Entries from a dataset of interfaces
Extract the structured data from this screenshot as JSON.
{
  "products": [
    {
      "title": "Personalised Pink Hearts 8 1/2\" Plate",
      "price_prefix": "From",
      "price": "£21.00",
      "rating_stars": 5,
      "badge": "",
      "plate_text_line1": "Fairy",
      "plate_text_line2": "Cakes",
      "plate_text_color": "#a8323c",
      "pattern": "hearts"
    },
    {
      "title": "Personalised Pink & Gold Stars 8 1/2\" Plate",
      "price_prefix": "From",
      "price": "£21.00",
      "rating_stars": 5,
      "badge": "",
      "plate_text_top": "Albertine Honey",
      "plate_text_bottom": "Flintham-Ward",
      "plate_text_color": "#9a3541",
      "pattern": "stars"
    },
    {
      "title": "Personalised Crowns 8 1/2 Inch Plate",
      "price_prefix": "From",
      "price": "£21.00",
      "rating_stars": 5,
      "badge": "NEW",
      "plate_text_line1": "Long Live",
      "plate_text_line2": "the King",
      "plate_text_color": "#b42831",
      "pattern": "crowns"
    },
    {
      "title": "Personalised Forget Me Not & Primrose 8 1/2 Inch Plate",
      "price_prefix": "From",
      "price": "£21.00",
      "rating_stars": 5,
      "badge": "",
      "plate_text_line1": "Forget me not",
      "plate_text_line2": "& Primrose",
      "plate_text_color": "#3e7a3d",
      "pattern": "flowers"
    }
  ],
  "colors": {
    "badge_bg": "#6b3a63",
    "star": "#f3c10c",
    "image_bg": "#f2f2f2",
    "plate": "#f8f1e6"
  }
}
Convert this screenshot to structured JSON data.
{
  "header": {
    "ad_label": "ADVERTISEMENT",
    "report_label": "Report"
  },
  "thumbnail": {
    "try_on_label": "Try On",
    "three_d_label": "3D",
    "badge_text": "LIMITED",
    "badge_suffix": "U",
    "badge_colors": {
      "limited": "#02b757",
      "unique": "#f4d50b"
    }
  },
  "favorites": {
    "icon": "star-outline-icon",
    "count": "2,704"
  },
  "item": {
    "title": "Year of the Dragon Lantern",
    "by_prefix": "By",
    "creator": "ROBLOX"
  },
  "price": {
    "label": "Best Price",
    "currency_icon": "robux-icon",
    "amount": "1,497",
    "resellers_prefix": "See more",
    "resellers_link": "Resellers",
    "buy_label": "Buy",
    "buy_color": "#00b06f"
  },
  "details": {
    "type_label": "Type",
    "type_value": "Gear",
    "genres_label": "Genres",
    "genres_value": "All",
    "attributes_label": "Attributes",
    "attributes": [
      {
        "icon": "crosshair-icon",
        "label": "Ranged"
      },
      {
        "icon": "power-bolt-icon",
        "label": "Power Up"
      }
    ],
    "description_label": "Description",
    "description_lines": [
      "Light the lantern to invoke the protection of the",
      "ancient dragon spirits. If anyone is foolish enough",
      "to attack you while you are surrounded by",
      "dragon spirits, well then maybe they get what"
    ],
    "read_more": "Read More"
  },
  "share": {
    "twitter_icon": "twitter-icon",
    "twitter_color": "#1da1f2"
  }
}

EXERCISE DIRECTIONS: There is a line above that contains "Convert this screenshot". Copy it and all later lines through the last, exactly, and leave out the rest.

TASK RESPONSE:
Convert this screenshot to structured JSON data.
{
  "header": {
    "ad_label": "ADVERTISEMENT",
    "report_label": "Report"
  },
  "thumbnail": {
    "try_on_label": "Try On",
    "three_d_label": "3D",
    "badge_text": "LIMITED",
    "badge_suffix": "U",
    "badge_colors": {
      "limited": "#02b757",
      "unique": "#f4d50b"
    }
  },
  "favorites": {
    "icon": "star-outline-icon",
    "count": "2,704"
  },
  "item": {
    "title": "Year of the Dragon Lantern",
    "by_prefix": "By",
    "creator": "ROBLOX"
  },
  "price": {
    "label": "Best Price",
    "currency_icon": "robux-icon",
    "amount": "1,497",
    "resellers_prefix": "See more",
    "resellers_link": "Resellers",
    "buy_label": "Buy",
    "buy_color": "#00b06f"
  },
  "details": {
    "type_label": "Type",
    "type_value": "Gear",
    "genres_label": "Genres",
    "genres_value": "All",
    "attributes_label": "Attributes",
    "attributes": [
      {
        "icon": "crosshair-icon",
        "label": "Ranged"
      },
      {
        "icon": "power-bolt-icon",
        "label": "Power Up"
      }
    ],
    "description_label": "Description",
    "description_lines": [
      "Light the lantern to invoke the protection of the",
      "ancient dragon spirits. If anyone is foolish enough",
      "to attack you while you are surrounded by",
      "dragon spirits, well then maybe they get what"
    ],
    "read_more": "Read More"
  },
  "share": {
    "twitter_icon": "twitter-icon",
    "twitter_color": "#1da1f2"
  }
}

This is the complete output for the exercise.